Gunner

Service No(s):


L46038

Regiment:


Royal Field Artillery

Unit:

189 Brigade (Hackney Gun Brigade); 285 Brigade

Returned:

Yes

Place of birth:

Kelshall, Hertfordshire

Occupation:

Architect

Date of death:

Cause of death:

Grave or panel reference:

Name of father:

Alfred Hyde

Name of siblings:

Alfred; Norman; John James

Name(s) of children:

Norman Vincent; Beryl Rosemary

Died:

No

Date of birth:

20/09/1897

Place of enlistment:

Clapton

Event:

France; Belgium

Age at death:

Cemetery or memorial:

Other memorial:

Name of mother:

Eliza Jane Hyde (nee Atkins)

Name of spouse:

Nellie Hyde (nee Otter)

Address:

97 Moray Road

Biography:

Sidney Hyde was the youngest of the four sons of Alfred Hyde, an agricultural labourer from Baldock, Hertfordshire and his wife Eliza Jane Hyde (nee Atkins) from Kelshall, not far away.
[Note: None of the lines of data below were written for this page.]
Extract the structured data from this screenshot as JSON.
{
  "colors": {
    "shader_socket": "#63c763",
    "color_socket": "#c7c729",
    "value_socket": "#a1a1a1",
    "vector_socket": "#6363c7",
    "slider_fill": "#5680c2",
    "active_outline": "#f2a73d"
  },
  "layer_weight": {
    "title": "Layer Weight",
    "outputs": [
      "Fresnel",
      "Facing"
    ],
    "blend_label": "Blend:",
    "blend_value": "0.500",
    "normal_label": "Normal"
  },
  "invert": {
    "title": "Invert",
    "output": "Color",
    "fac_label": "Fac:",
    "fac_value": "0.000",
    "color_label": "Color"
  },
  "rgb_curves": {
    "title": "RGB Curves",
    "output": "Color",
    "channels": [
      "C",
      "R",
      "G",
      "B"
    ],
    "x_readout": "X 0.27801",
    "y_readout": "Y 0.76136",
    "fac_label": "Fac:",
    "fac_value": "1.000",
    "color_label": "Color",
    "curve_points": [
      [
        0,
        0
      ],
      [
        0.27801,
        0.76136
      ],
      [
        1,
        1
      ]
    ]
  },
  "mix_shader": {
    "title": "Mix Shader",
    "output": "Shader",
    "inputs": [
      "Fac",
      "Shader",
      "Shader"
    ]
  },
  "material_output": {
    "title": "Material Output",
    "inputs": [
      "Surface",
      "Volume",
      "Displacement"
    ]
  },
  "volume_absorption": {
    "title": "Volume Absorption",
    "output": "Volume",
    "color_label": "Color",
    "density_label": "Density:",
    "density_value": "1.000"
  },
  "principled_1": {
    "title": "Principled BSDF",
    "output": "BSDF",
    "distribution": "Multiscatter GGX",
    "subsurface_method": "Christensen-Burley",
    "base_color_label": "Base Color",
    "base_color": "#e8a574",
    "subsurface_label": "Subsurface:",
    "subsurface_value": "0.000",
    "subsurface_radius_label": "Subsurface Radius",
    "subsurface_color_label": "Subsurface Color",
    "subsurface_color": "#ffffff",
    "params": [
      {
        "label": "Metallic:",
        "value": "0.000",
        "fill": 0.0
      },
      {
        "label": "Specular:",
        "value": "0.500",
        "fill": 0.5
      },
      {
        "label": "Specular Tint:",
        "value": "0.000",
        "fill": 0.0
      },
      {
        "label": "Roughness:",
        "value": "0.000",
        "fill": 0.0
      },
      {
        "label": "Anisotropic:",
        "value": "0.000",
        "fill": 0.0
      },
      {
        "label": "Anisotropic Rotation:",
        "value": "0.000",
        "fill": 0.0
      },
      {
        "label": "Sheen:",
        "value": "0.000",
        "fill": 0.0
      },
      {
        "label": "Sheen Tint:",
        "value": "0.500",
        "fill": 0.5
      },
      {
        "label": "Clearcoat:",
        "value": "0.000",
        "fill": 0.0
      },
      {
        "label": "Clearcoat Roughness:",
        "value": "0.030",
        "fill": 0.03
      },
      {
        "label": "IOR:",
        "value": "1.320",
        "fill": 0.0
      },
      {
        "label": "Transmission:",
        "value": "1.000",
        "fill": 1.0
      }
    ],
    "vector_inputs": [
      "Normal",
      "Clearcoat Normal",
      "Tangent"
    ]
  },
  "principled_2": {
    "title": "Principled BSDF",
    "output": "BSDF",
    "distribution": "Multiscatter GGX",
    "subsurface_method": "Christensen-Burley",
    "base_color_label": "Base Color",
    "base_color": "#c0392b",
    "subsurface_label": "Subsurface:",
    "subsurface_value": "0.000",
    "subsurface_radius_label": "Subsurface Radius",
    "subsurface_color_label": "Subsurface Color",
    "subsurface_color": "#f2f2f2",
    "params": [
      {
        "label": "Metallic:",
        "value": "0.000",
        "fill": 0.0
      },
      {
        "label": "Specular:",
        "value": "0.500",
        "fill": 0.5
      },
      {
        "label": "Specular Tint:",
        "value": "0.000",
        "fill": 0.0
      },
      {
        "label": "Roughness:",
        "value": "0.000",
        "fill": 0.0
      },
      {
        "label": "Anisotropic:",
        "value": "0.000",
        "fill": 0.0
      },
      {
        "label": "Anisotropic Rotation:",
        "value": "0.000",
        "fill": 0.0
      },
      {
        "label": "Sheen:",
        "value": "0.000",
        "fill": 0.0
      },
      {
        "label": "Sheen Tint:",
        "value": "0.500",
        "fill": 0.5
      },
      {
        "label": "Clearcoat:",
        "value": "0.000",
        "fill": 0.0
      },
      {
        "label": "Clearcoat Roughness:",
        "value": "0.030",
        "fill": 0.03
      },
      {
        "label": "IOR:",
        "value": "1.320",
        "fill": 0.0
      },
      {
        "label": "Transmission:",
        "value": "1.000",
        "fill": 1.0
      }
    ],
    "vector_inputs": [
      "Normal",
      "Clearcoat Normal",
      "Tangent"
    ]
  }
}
Sidney was in fact born in Kelshall on 20 September 1897 but by 1901 the family had moved to Fonthill Road in Finsbury Park. By 1911 they had moved nearer to New Court Chapel and were living in Moray Road. Sidney’s father became a builder’s labourer and three more sons were born: Alfred, Norman and John James.
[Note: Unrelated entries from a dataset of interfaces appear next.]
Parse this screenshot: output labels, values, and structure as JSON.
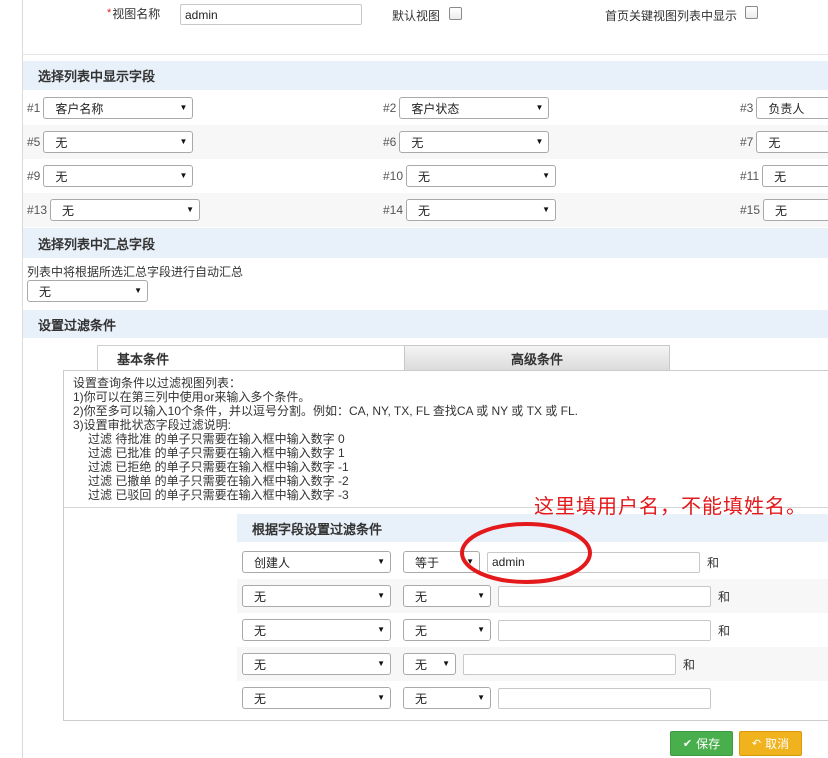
{
  "view_form": {
    "required_mark": "*",
    "view_name_label": "视图名称",
    "view_name_value": "admin",
    "default_view_label": "默认视图",
    "default_view_checked": false,
    "home_display_label": "首页关键视图列表中显示",
    "home_display_checked": false
  },
  "display_fields": {
    "header": "选择列表中显示字段",
    "rows": [
      [
        {
          "num": "#1",
          "value": "客户名称"
        },
        {
          "num": "#2",
          "value": "客户状态"
        },
        {
          "num": "#3",
          "value": "负责人"
        }
      ],
      [
        {
          "num": "#5",
          "value": "无"
        },
        {
          "num": "#6",
          "value": "无"
        },
        {
          "num": "#7",
          "value": "无"
        }
      ],
      [
        {
          "num": "#9",
          "value": "无"
        },
        {
          "num": "#10",
          "value": "无"
        },
        {
          "num": "#11",
          "value": "无"
        }
      ],
      [
        {
          "num": "#13",
          "value": "无"
        },
        {
          "num": "#14",
          "value": "无"
        },
        {
          "num": "#15",
          "value": "无"
        }
      ]
    ]
  },
  "summary_fields": {
    "header": "选择列表中汇总字段",
    "description": "列表中将根据所选汇总字段进行自动汇总",
    "value": "无"
  },
  "filter": {
    "header": "设置过滤条件",
    "tabs": [
      "基本条件",
      "高级条件"
    ],
    "instructions": [
      "设置查询条件以过滤视图列表：",
      "1)你可以在第三列中使用or来输入多个条件。",
      "2)你至多可以输入10个条件，并以逗号分割。例如：CA, NY, TX, FL 查找CA 或 NY 或 TX 或 FL.",
      "3)设置审批状态字段过滤说明:",
      "过滤 待批准 的单子只需要在输入框中输入数字 0",
      "过滤 已批准 的单子只需要在输入框中输入数字 1",
      "过滤 已拒绝 的单子只需要在输入框中输入数字 -1",
      "过滤 已撤单 的单子只需要在输入框中输入数字 -2",
      "过滤 已驳回 的单子只需要在输入框中输入数字 -3"
    ],
    "annotation": "这里填用户名，不能填姓名。",
    "conditions_header": "根据字段设置过滤条件",
    "conditions": [
      {
        "field": "创建人",
        "operator": "等于",
        "value": "admin",
        "join": "和"
      },
      {
        "field": "无",
        "operator": "无",
        "value": "",
        "join": "和"
      },
      {
        "field": "无",
        "operator": "无",
        "value": "",
        "join": "和"
      },
      {
        "field": "无",
        "operator": "无",
        "value": "",
        "join": "和"
      },
      {
        "field": "无",
        "operator": "无",
        "value": ""
      }
    ]
  },
  "actions": {
    "save_label": "保存",
    "save_icon": "check-icon",
    "cancel_label": "取消",
    "cancel_icon": "undo-icon"
  },
  "colors": {
    "section_header_bg": "#e8f0f9",
    "required_mark": "#e0201a",
    "annotation": "#e3191b",
    "save_button": "#49ae4c",
    "cancel_button": "#f0b21d"
  }
}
Sidney became an architecture student but on 27 October 1915 he joined up as a Gunner in the 189th Brigade (the ‘Hackney Gun Brigade’) of the Royal Field Artillery (RFA). The raising of the Brigade is mentioned in the East London Observer of 11 September 1915, which states that the Mayor, L. Stanley Johnson, had gained War Office approval. The Brigade was apparently well established, based at the Electricity Office on Millfields Road and already had 200 full-uniformed recruits and a variety of guns and equipment. The recruiting office was at the Public Baths on Lower Clapton Road, where indeed Sidney enlisted. Each of the four Batteries in the Brigade had four 18-pounder field guns and a brigade artillery column. The Brigade was placed under the order of the 41st Division of the RFA, formed at Aldershot in September 1915. The majority of the units that comprised the division were originally locally raised, primarily from the south of England.
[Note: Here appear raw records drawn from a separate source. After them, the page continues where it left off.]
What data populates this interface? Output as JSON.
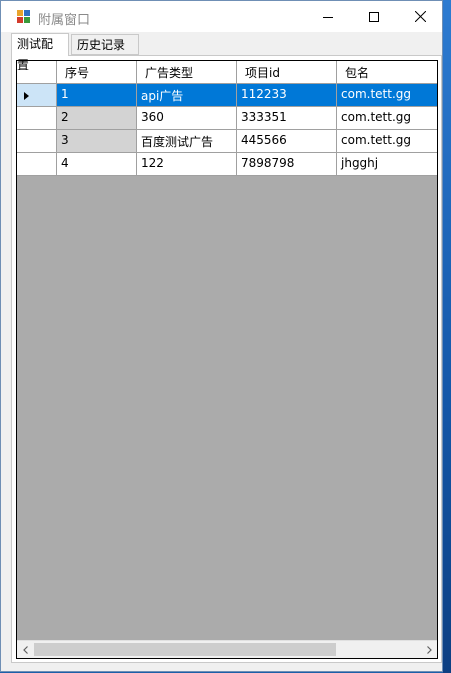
{
  "window": {
    "title": "附属窗口"
  },
  "tabs": [
    {
      "label": "测试配置",
      "active": true
    },
    {
      "label": "历史记录",
      "active": false
    }
  ],
  "grid": {
    "columns": [
      "",
      "序号",
      "广告类型",
      "项目id",
      "包名"
    ],
    "rows": [
      {
        "cells": [
          "",
          "1",
          "api广告",
          "112233",
          "com.tett.gg"
        ],
        "selected": true
      },
      {
        "cells": [
          "",
          "2",
          "360",
          "333351",
          "com.tett.gg"
        ],
        "selected": false
      },
      {
        "cells": [
          "",
          "3",
          "百度测试广告",
          "445566",
          "com.tett.gg"
        ],
        "selected": false
      },
      {
        "cells": [
          "",
          "4",
          "122",
          "7898798",
          "jhgghj"
        ],
        "selected": false
      }
    ]
  },
  "icons": {
    "app": "app-icon",
    "minimize": "minimize-icon",
    "maximize": "maximize-icon",
    "close": "close-icon",
    "row_indicator": "row-indicator-icon",
    "scroll_left": "chevron-left-icon",
    "scroll_right": "chevron-right-icon"
  },
  "colors": {
    "selection": "#0078d7",
    "grid_background": "#ababab",
    "title_text": "#8a8a8a"
  }
}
The units of the division were sent to France in May 1916, originally concentrated between Hazebrouek and Bailleul. They remained on the Western Front until October 1917 and took part in various phases of the Battle of the Somme and the Third Battle of Ypres. Sidney saw active service. There is a record of his being wounded and gassed in July 1917 and of entitlement to wear a wound stripe. He was mentioned in despatches (in the Supplement to the London Gazette, 18 May 1917), an honour recognised by receipt of two oak leaves, an emblem consisting of a spray of oak leaves in bronze, worn on the ribbon of the Victory Medal. The award was established in 1919 and was retrospective to August 1914.

On 21 November 1917 Sidney was posted to 285 Brigade, part of 57th Divisional Artillery. He appears to have been appointed Acting Bombardier by 23 August 1918. He was at the Dispersal Centre at Shorncliffe, Kent on 15 February 1919, transferred to Class Z Reserve on 16 March 1919 and finally demobbed on 31 March 1920.

The family was still living in Moray Road after the war and Sidney is shown here in the 1921 New Court Chapel membership list; other members of the family also appear here in the 1921 census. In 1926 Sidney married Nellie Otter. They had a son, Norman, born in 1927 and a daughter, Beryl, born in 1931, and moved to Hitchin. Sidney was a university lecturer in architecture. He died in 1960, aged 72.